GoodCRM – Real human experts, included as standard. Book a Demo.

Gulbenkian Foundation to give more to fewer charities

Howard Lake | 20 January 2009 | News

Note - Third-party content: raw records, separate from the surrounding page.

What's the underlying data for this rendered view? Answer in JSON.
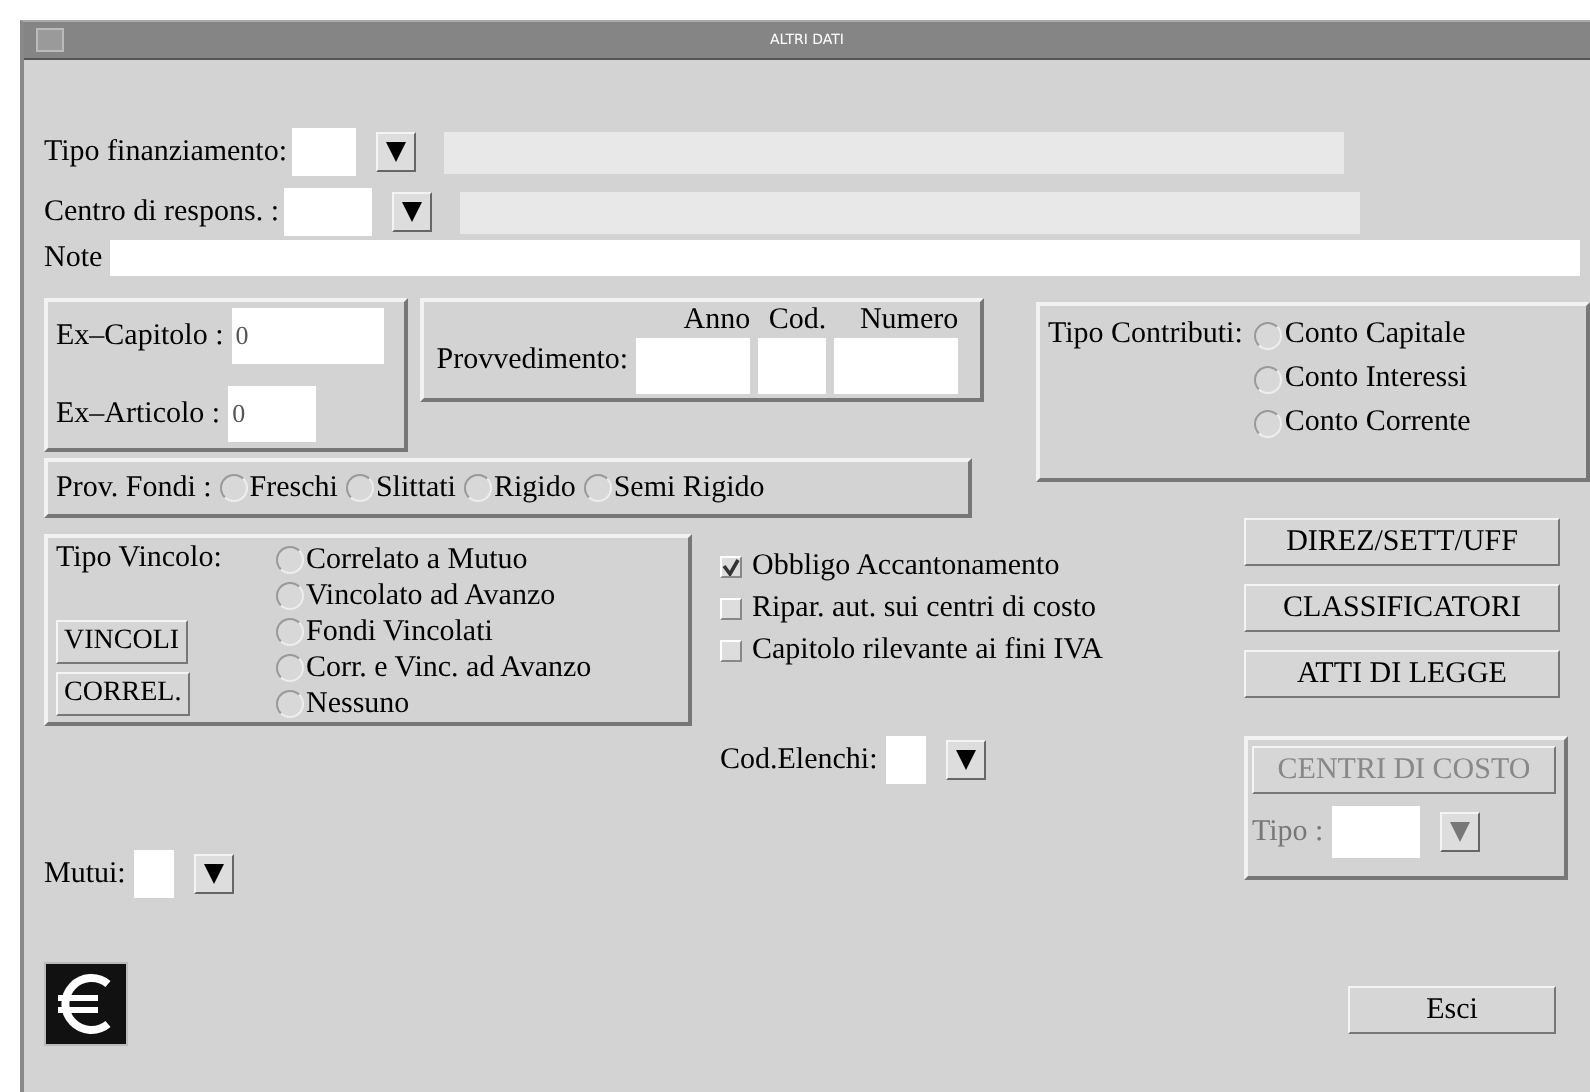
{
  "window": {
    "title": "ALTRI DATI"
  },
  "tipo_finanziamento": {
    "label": "Tipo finanziamento:"
  },
  "centro_respons": {
    "label": "Centro di respons. :"
  },
  "note": {
    "label": "Note"
  },
  "ex_capitolo": {
    "label": "Ex–Capitolo :",
    "value": "0"
  },
  "ex_articolo": {
    "label": "Ex–Articolo :",
    "value": "0"
  },
  "provvedimento": {
    "label": "Provvedimento:",
    "columns": [
      "Anno",
      "Cod.",
      "Numero"
    ]
  },
  "tipo_contributi": {
    "label": "Tipo Contributi:",
    "options": [
      {
        "label": "Conto Capitale",
        "selected": false
      },
      {
        "label": "Conto Interessi",
        "selected": false
      },
      {
        "label": "Conto Corrente",
        "selected": false
      }
    ]
  },
  "prov_fondi": {
    "label": "Prov. Fondi :",
    "options": [
      {
        "label": "Freschi",
        "selected": false
      },
      {
        "label": "Slittati",
        "selected": false
      },
      {
        "label": "Rigido",
        "selected": false
      },
      {
        "label": "Semi Rigido",
        "selected": false
      }
    ]
  },
  "tipo_vincolo": {
    "label": "Tipo Vincolo:",
    "buttons": [
      "VINCOLI",
      "CORREL."
    ],
    "options": [
      {
        "label": "Correlato a Mutuo",
        "selected": false
      },
      {
        "label": "Vincolato ad Avanzo",
        "selected": false
      },
      {
        "label": "Fondi Vincolati",
        "selected": false
      },
      {
        "label": "Corr. e Vinc. ad Avanzo",
        "selected": false
      },
      {
        "label": "Nessuno",
        "selected": false
      }
    ]
  },
  "checkboxes": [
    {
      "label": "Obbligo Accantonamento",
      "checked": true
    },
    {
      "label": "Ripar. aut. sui centri di costo",
      "checked": false
    },
    {
      "label": "Capitolo rilevante ai fini IVA",
      "checked": false
    }
  ],
  "cod_elenchi": {
    "label": "Cod.Elenchi:"
  },
  "mutui": {
    "label": "Mutui:"
  },
  "actions": [
    "DIREZ/SETT/UFF",
    "CLASSIFICATORI",
    "ATTI DI LEGGE"
  ],
  "centri_di_costo": {
    "button": "CENTRI DI COSTO",
    "tipo_label": "Tipo :",
    "disabled": true
  },
  "exit_button": "Esci"
}
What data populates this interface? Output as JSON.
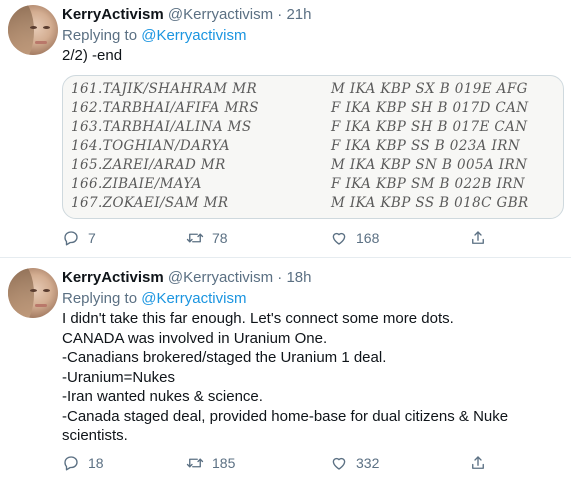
{
  "tweets": [
    {
      "name": "KerryActivism",
      "handle": "@Kerryactivism",
      "time": "21h",
      "replying_prefix": "Replying to",
      "replying_to": "@Kerryactivism",
      "text_lines": [
        "2/2)  -end"
      ],
      "media_rows": [
        {
          "name": "161.TAJIK/SHAHRAM MR",
          "info": "M IKA KBP SX B 019E AFG"
        },
        {
          "name": "162.TARBHAI/AFIFA MRS",
          "info": "F IKA KBP SH B 017D CAN"
        },
        {
          "name": "163.TARBHAI/ALINA MS",
          "info": "F IKA KBP SH B 017E CAN"
        },
        {
          "name": "164.TOGHIAN/DARYA",
          "info": "F IKA KBP SS B 023A IRN"
        },
        {
          "name": "165.ZAREI/ARAD MR",
          "info": "M IKA KBP SN B 005A IRN"
        },
        {
          "name": "166.ZIBAIE/MAYA",
          "info": "F IKA KBP SM B 022B IRN"
        },
        {
          "name": "167.ZOKAEI/SAM MR",
          "info": "M IKA KBP SS B 018C GBR"
        }
      ],
      "replies": "7",
      "retweets": "78",
      "likes": "168"
    },
    {
      "name": "KerryActivism",
      "handle": "@Kerryactivism",
      "time": "18h",
      "replying_prefix": "Replying to",
      "replying_to": "@Kerryactivism",
      "text_lines": [
        "I didn't take this far enough. Let's connect some more dots.",
        "CANADA was involved in Uranium One.",
        "-Canadians brokered/staged the Uranium 1 deal.",
        "-Uranium=Nukes",
        "-Iran wanted nukes & science.",
        "-Canada staged deal, provided home-base for dual citizens & Nuke",
        "scientists."
      ],
      "replies": "18",
      "retweets": "185",
      "likes": "332"
    }
  ],
  "separator": "·",
  "icons": {
    "reply": "reply-icon",
    "retweet": "retweet-icon",
    "like": "heart-icon",
    "share": "share-icon"
  },
  "colors": {
    "secondary_text": "#5b7083",
    "link": "#1b95e0",
    "text": "#0f1419"
  }
}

The Calouste Gulbenkian Foundation is to change the way in which it makes grants, according to its 2009 strategic plan.
The Foundation will be supporting fewer organisations but with larger sums of money, with the aim of achieving greater impact. It will also focus more on identifying potential partners rather than seeking applications for funding. Such partnerships will receive support from one to four years.
Consequently only one strand of funding, the Innovation Programme, will be open to applications. This will support “genuinely innovative ideas and unusual partnerships across the Foundation’s cultural, educational and social interests”.
The Foundation will focus on three key issues:
· cultural understanding – encouraging understanding between people of different cultures;
· fulfilling potential – assisting individuals, especially the vulnerable, to fulfil their potential and contribute to society;
· environment – protecting and caring for the environment.
Launching the 2009 Strategic Plan, the Foundation’s Director Andrew Barnett, acknowledged the economic downturn had had an impact on the new strategy. “The economic downturn makes the challenges we face even more acute and more than ever we need to ensure that our funding is effective”, he said.
The Foundation has headquarters in Lisbon, Portugal, and a presence in the UK, Ireland and France. Its UK office will be moving to new premises in Hoxton, East London, later in 2009.
Barnett commented: “We will continue to support projects outside London in preference to those based in the capital. But we also want to act locally by supporting a limited number of Hoxton-based projects.
“Whether we offer funding at national, regional or local levels, however, we want to ensure that we always support projects that have a benefit beyond the locality in which they are situated.”
www.gulbenkian.org.uk

Loading

Mastodon